### WHAT YOU NEED TO DO
Copy each entry as it stands, leaving nothing out.
··········
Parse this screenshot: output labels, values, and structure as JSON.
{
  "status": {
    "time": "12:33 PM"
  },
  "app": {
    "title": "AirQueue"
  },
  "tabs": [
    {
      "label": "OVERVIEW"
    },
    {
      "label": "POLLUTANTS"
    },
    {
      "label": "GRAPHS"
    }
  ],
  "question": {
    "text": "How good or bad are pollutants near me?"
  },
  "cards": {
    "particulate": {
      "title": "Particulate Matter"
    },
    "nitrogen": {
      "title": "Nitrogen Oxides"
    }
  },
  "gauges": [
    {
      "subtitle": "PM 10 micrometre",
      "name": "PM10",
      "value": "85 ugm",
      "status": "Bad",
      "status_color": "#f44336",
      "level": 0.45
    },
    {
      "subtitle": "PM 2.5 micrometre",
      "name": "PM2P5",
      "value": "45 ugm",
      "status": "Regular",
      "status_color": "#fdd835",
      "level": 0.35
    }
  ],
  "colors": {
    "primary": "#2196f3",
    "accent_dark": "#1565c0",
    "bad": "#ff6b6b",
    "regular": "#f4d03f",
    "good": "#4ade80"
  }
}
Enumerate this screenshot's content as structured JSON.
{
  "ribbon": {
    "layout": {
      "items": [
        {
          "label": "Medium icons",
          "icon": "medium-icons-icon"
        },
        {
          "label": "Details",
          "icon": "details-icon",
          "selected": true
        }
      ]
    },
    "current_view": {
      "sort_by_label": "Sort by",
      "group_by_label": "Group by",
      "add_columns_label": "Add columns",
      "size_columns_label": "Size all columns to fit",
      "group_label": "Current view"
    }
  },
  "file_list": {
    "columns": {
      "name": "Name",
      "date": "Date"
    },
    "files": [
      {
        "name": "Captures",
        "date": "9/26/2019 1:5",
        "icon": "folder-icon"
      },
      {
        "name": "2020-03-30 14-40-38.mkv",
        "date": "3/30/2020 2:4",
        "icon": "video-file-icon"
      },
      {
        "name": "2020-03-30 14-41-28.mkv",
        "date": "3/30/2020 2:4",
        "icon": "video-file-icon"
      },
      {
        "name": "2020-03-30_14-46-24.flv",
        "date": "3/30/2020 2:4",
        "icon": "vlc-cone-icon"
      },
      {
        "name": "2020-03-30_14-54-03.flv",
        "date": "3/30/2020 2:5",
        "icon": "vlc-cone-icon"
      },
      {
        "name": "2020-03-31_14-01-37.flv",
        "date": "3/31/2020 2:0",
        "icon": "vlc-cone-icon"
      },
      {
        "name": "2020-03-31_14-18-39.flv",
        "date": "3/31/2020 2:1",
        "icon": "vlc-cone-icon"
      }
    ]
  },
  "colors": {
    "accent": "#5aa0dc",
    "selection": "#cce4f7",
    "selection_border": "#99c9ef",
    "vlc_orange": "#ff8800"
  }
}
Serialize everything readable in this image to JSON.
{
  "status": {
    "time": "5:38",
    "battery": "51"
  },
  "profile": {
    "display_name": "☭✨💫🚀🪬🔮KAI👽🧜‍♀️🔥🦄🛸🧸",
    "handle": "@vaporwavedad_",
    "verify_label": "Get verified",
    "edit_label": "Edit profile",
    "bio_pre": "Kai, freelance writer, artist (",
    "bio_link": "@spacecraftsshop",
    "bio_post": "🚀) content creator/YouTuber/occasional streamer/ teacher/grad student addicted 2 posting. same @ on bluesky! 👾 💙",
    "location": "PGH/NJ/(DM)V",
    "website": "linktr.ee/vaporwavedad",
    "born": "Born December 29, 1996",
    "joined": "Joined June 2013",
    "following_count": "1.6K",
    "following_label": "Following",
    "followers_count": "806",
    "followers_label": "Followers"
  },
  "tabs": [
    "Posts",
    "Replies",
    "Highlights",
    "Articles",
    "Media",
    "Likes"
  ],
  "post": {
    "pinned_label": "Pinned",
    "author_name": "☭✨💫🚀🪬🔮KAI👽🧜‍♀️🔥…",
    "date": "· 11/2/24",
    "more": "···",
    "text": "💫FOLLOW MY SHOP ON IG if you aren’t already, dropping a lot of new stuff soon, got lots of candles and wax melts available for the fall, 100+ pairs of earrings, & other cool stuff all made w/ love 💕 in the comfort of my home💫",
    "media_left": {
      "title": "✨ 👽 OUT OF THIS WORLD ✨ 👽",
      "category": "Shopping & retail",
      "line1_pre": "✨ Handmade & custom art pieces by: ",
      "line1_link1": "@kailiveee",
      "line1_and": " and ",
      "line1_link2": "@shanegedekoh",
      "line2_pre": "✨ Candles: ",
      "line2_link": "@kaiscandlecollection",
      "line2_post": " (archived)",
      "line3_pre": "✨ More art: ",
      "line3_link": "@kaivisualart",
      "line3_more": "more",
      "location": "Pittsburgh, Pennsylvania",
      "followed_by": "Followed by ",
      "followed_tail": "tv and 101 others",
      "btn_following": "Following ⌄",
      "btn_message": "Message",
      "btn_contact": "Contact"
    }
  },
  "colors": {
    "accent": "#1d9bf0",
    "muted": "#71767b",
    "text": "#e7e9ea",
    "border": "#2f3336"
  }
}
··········
### EXERCISE RESPONSE
Parse this screenshot: output labels, values, and structure as JSON.
{
  "status": {
    "time": "12:33 PM"
  },
  "app": {
    "title": "AirQueue"
  },
  "tabs": [
    {
      "label": "OVERVIEW"
    },
    {
      "label": "POLLUTANTS"
    },
    {
      "label": "GRAPHS"
    }
  ],
  "question": {
    "text": "How good or bad are pollutants near me?"
  },
  "cards": {
    "particulate": {
      "title": "Particulate Matter"
    },
    "nitrogen": {
      "title": "Nitrogen Oxides"
    }
  },
  "gauges": [
    {
      "subtitle": "PM 10 micrometre",
      "name": "PM10",
      "value": "85 ugm",
      "status": "Bad",
      "status_color": "#f44336",
      "level": 0.45
    },
    {
      "subtitle": "PM 2.5 micrometre",
      "name": "PM2P5",
      "value": "45 ugm",
      "status": "Regular",
      "status_color": "#fdd835",
      "level": 0.35
    }
  ],
  "colors": {
    "primary": "#2196f3",
    "accent_dark": "#1565c0",
    "bad": "#ff6b6b",
    "regular": "#f4d03f",
    "good": "#4ade80"
  }
}
Enumerate this screenshot's content as structured JSON.
{
  "ribbon": {
    "layout": {
      "items": [
        {
          "label": "Medium icons",
          "icon": "medium-icons-icon"
        },
        {
          "label": "Details",
          "icon": "details-icon",
          "selected": true
        }
      ]
    },
    "current_view": {
      "sort_by_label": "Sort by",
      "group_by_label": "Group by",
      "add_columns_label": "Add columns",
      "size_columns_label": "Size all columns to fit",
      "group_label": "Current view"
    }
  },
  "file_list": {
    "columns": {
      "name": "Name",
      "date": "Date"
    },
    "files": [
      {
        "name": "Captures",
        "date": "9/26/2019 1:5",
        "icon": "folder-icon"
      },
      {
        "name": "2020-03-30 14-40-38.mkv",
        "date": "3/30/2020 2:4",
        "icon": "video-file-icon"
      },
      {
        "name": "2020-03-30 14-41-28.mkv",
        "date": "3/30/2020 2:4",
        "icon": "video-file-icon"
      },
      {
        "name": "2020-03-30_14-46-24.flv",
        "date": "3/30/2020 2:4",
        "icon": "vlc-cone-icon"
      },
      {
        "name": "2020-03-30_14-54-03.flv",
        "date": "3/30/2020 2:5",
        "icon": "vlc-cone-icon"
      },
      {
        "name": "2020-03-31_14-01-37.flv",
        "date": "3/31/2020 2:0",
        "icon": "vlc-cone-icon"
      },
      {
        "name": "2020-03-31_14-18-39.flv",
        "date": "3/31/2020 2:1",
        "icon": "vlc-cone-icon"
      }
    ]
  },
  "colors": {
    "accent": "#5aa0dc",
    "selection": "#cce4f7",
    "selection_border": "#99c9ef",
    "vlc_orange": "#ff8800"
  }
}
Serialize everything readable in this image to JSON.
{
  "status": {
    "time": "5:38",
    "battery": "51"
  },
  "profile": {
    "display_name": "☭✨💫🚀🪬🔮KAI👽🧜‍♀️🔥🦄🛸🧸",
    "handle": "@vaporwavedad_",
    "verify_label": "Get verified",
    "edit_label": "Edit profile",
    "bio_pre": "Kai, freelance writer, artist (",
    "bio_link": "@spacecraftsshop",
    "bio_post": "🚀) content creator/YouTuber/occasional streamer/ teacher/grad student addicted 2 posting. same @ on bluesky! 👾 💙",
    "location": "PGH/NJ/(DM)V",
    "website": "linktr.ee/vaporwavedad",
    "born": "Born December 29, 1996",
    "joined": "Joined June 2013",
    "following_count": "1.6K",
    "following_label": "Following",
    "followers_count": "806",
    "followers_label": "Followers"
  },
  "tabs": [
    "Posts",
    "Replies",
    "Highlights",
    "Articles",
    "Media",
    "Likes"
  ],
  "post": {
    "pinned_label": "Pinned",
    "author_name": "☭✨💫🚀🪬🔮KAI👽🧜‍♀️🔥…",
    "date": "· 11/2/24",
    "more": "···",
    "text": "💫FOLLOW MY SHOP ON IG if you aren’t already, dropping a lot of new stuff soon, got lots of candles and wax melts available for the fall, 100+ pairs of earrings, & other cool stuff all made w/ love 💕 in the comfort of my home💫",
    "media_left": {
      "title": "✨ 👽 OUT OF THIS WORLD ✨ 👽",
      "category": "Shopping & retail",
      "line1_pre": "✨ Handmade & custom art pieces by: ",
      "line1_link1": "@kailiveee",
      "line1_and": " and ",
      "line1_link2": "@shanegedekoh",
      "line2_pre": "✨ Candles: ",
      "line2_link": "@kaiscandlecollection",
      "line2_post": " (archived)",
      "line3_pre": "✨ More art: ",
      "line3_link": "@kaivisualart",
      "line3_more": "more",
      "location": "Pittsburgh, Pennsylvania",
      "followed_by": "Followed by ",
      "followed_tail": "tv and 101 others",
      "btn_following": "Following ⌄",
      "btn_message": "Message",
      "btn_contact": "Contact"
    }
  },
  "colors": {
    "accent": "#1d9bf0",
    "muted": "#71767b",
    "text": "#e7e9ea",
    "border": "#2f3336"
  }
}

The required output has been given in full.